**Exercise brief**
Return every line of the data below exactly, but do not include the images.

Items from an interface collection:
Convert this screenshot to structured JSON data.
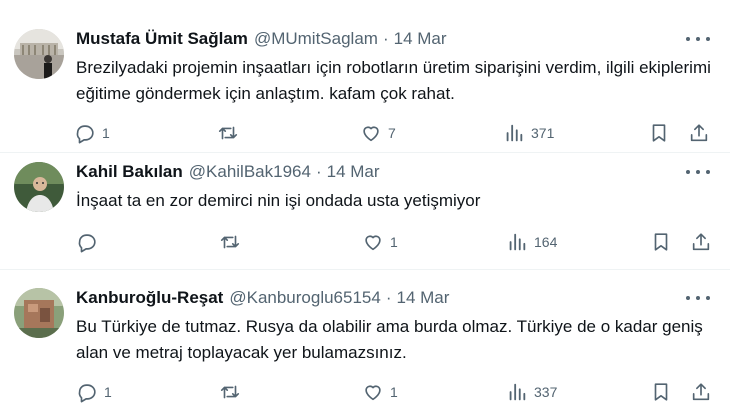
{
  "tweets": [
    {
      "author": "Mustafa Ümit Sağlam",
      "handle": "@MUmitSaglam",
      "separator": "·",
      "time": "14 Mar",
      "text": "Brezilyadaki projemin inşaatları için robotların üretim siparişini verdim, ilgili ekiplerimi eğitime göndermek için anlaştım. kafam çok rahat.",
      "replies": "1",
      "retweets": "",
      "likes": "7",
      "views": "371"
    },
    {
      "author": "Kahil Bakılan",
      "handle": "@KahilBak1964",
      "separator": "·",
      "time": "14 Mar",
      "text": "İnşaat ta en zor demirci nin işi ondada usta yetişmiyor",
      "replies": "",
      "retweets": "",
      "likes": "1",
      "views": "164"
    },
    {
      "author": "Kanburoğlu-Reşat",
      "handle": "@Kanburoglu65154",
      "separator": "·",
      "time": "14 Mar",
      "text": "Bu Türkiye de tutmaz. Rusya da olabilir ama burda olmaz. Türkiye de o kadar geniş alan ve metraj toplayacak yer bulamazsınız.",
      "replies": "1",
      "retweets": "",
      "likes": "1",
      "views": "337"
    }
  ],
  "icons": {
    "reply": "reply-icon",
    "retweet": "retweet-icon",
    "like": "heart-icon",
    "views": "views-chart-icon",
    "bookmark": "bookmark-icon",
    "share": "share-icon",
    "more": "more-options-icon"
  },
  "colors": {
    "text": "#0f1419",
    "secondary": "#536471",
    "divider": "#eff3f4"
  }
}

**Result of the exercise**
Convert this screenshot to structured JSON data.
{
  "tweets": [
    {
      "author": "Mustafa Ümit Sağlam",
      "handle": "@MUmitSaglam",
      "separator": "·",
      "time": "14 Mar",
      "text": "Brezilyadaki projemin inşaatları için robotların üretim siparişini verdim, ilgili ekiplerimi eğitime göndermek için anlaştım. kafam çok rahat.",
      "replies": "1",
      "retweets": "",
      "likes": "7",
      "views": "371"
    },
    {
      "author": "Kahil Bakılan",
      "handle": "@KahilBak1964",
      "separator": "·",
      "time": "14 Mar",
      "text": "İnşaat ta en zor demirci nin işi ondada usta yetişmiyor",
      "replies": "",
      "retweets": "",
      "likes": "1",
      "views": "164"
    },
    {
      "author": "Kanburoğlu-Reşat",
      "handle": "@Kanburoglu65154",
      "separator": "·",
      "time": "14 Mar",
      "text": "Bu Türkiye de tutmaz. Rusya da olabilir ama burda olmaz. Türkiye de o kadar geniş alan ve metraj toplayacak yer bulamazsınız.",
      "replies": "1",
      "retweets": "",
      "likes": "1",
      "views": "337"
    }
  ],
  "icons": {
    "reply": "reply-icon",
    "retweet": "retweet-icon",
    "like": "heart-icon",
    "views": "views-chart-icon",
    "bookmark": "bookmark-icon",
    "share": "share-icon",
    "more": "more-options-icon"
  },
  "colors": {
    "text": "#0f1419",
    "secondary": "#536471",
    "divider": "#eff3f4"
  }
}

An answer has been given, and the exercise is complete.